Incoming Gmail messages are now prefetched and visible as soon as users open the app, according to Google.

Google's Gmail app for iOS has received some speed improvements that mean faster email message loading for users on their mobile devices.

The new speed enhancements were touted in a March 5 post by Melissa Dominguez, a Gmail software engineer, on the Google Enterprise Blog.

"Whether you're checking your email first thing in the morning or as you're waiting in line at the grocery store, you want to get your messages as quickly as possible," wrote Dominguez. "With today's update to the Gmail iOS App, it's easier to do just that."

In the latest version of the app, users will find support for a new background app refresh, "which means your Gmail messages will be pre-fetched and synced so they're right there when you open the app—no more annoying pauses while you wait for your inbox to refresh," wrote Dominguez. "This feature requires iOS 7, and you'll also need to turn on background app refresh and notifications (badge or any other type) for the Gmail app."

The new Gmail app also now supports sign-in across Google iOS apps, including Maps, Drive, YouTube and Chrome, she wrote. "Sign in to one, and you'll be signed in to all (this also works for signing out). So you won't have to type in that 27-character password or retrieve your 2-step verification code every time you navigate to another Google app. You may need to re-login after you update the app, but then you'll be all set."

Users can download the latest version of the Gmail app for iOS at the Apple App Store.

Google is frequently adding new features to its Gmail apps for iOS to improve their performance for users. In May 2013, Google tweaked its Gmail app for iPhones and iPads to allow users to select Google default apps for viewing videos and maps or to surf the Web, rather than using Apple's built-in apps.

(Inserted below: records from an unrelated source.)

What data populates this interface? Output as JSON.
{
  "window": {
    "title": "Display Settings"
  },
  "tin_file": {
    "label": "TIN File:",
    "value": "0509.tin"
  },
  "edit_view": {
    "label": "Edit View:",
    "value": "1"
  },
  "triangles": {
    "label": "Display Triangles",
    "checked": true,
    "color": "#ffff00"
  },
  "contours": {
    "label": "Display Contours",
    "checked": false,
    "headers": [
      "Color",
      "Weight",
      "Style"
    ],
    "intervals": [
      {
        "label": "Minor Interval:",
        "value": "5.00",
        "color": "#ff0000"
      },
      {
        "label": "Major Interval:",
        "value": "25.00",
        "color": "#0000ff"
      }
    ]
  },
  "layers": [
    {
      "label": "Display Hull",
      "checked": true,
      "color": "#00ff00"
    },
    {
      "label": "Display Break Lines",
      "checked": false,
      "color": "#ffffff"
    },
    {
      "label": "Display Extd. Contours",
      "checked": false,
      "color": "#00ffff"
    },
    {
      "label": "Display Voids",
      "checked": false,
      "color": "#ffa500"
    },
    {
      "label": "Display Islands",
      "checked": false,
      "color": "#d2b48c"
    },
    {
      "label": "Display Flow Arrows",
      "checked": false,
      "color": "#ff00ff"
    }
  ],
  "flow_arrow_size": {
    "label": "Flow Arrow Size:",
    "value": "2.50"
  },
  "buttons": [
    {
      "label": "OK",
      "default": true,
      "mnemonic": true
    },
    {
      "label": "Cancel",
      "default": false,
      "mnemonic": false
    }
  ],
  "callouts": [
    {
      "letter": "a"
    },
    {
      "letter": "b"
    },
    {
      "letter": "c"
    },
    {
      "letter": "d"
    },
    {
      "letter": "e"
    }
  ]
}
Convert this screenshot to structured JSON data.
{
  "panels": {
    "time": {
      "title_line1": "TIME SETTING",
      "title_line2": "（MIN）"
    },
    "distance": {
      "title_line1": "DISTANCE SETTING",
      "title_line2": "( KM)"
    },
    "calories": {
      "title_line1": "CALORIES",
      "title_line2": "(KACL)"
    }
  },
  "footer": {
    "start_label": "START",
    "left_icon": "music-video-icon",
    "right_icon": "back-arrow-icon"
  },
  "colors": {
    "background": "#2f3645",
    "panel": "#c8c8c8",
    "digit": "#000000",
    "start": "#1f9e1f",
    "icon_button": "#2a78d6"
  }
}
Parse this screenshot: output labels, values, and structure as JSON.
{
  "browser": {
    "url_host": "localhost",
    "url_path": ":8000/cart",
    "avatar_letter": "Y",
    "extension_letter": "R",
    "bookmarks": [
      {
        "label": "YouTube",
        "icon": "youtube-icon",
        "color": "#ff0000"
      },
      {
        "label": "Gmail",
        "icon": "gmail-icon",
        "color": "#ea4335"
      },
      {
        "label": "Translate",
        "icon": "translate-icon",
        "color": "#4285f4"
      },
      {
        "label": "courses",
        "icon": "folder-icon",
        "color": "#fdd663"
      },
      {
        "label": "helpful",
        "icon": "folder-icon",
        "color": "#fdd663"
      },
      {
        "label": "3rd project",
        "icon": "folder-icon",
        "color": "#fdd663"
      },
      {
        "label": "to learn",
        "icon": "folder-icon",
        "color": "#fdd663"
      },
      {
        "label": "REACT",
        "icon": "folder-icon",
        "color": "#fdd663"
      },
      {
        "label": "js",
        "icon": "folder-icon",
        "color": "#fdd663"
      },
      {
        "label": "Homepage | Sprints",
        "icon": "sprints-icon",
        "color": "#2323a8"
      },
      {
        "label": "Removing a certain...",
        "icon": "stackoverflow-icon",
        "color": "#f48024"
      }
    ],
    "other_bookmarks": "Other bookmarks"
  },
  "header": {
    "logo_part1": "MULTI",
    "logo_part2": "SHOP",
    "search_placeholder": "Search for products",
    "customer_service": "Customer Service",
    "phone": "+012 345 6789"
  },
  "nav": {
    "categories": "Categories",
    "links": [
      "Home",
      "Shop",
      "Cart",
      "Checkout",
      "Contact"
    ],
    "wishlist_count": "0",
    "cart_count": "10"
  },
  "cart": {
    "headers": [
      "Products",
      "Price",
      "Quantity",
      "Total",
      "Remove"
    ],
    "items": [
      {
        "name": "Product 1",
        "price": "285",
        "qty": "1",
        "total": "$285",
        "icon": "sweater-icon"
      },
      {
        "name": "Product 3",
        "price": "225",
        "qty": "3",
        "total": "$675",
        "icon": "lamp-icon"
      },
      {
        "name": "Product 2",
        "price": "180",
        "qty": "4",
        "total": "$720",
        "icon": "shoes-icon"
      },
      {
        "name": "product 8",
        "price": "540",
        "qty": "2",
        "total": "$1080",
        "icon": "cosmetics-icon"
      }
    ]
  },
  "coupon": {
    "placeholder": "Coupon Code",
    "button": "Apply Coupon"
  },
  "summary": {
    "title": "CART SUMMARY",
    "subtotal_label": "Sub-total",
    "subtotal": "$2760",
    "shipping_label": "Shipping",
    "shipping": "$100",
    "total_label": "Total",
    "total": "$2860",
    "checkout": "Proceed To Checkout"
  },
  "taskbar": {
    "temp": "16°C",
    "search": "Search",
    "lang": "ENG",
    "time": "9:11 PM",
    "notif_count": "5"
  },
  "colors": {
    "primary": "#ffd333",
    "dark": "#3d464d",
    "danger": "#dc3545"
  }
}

For iOS users, that meant that they weren't automatically locked in to using the Apple apps if they selected the new Google default apps in the Gmail application on their devices. That may not be ground-breaking, but it was apparently a move by Google to continue to inch its way further inside Apple's popular devices and gain more control over user behaviors with those devices. That version release also enabled users to sign out of a single account at a time, instead of having to sign out of all accounts at once. Users could also now switch between emails in up to five accounts.

In March 2013, Google unveiled its new Google+ apps for iPhones and iPads, adding several improved features for photos, posts, user profiles and user communities.

In February 2013, Google+ unveiled app improvements that made it easier for users to access their other online iOS and Android apps more seamlessly and quickly through a new Google+ sign-in feature that allows users to tie their Google+ sign-in process to the sign-in processes for their most-used non-Google apps on their desktops or mobile devices. The new feature allows users who sign in to Gmail, YouTube or any other Google service to use their existing credentials to sign in to apps outside of Google, which speeds things up for users. The improved sign-in process also makes it easier for users who access Web-based and mobile versions of the same app.

In April, Gmail will celebrate its 10th birthday, having begun service on April 1, 2004.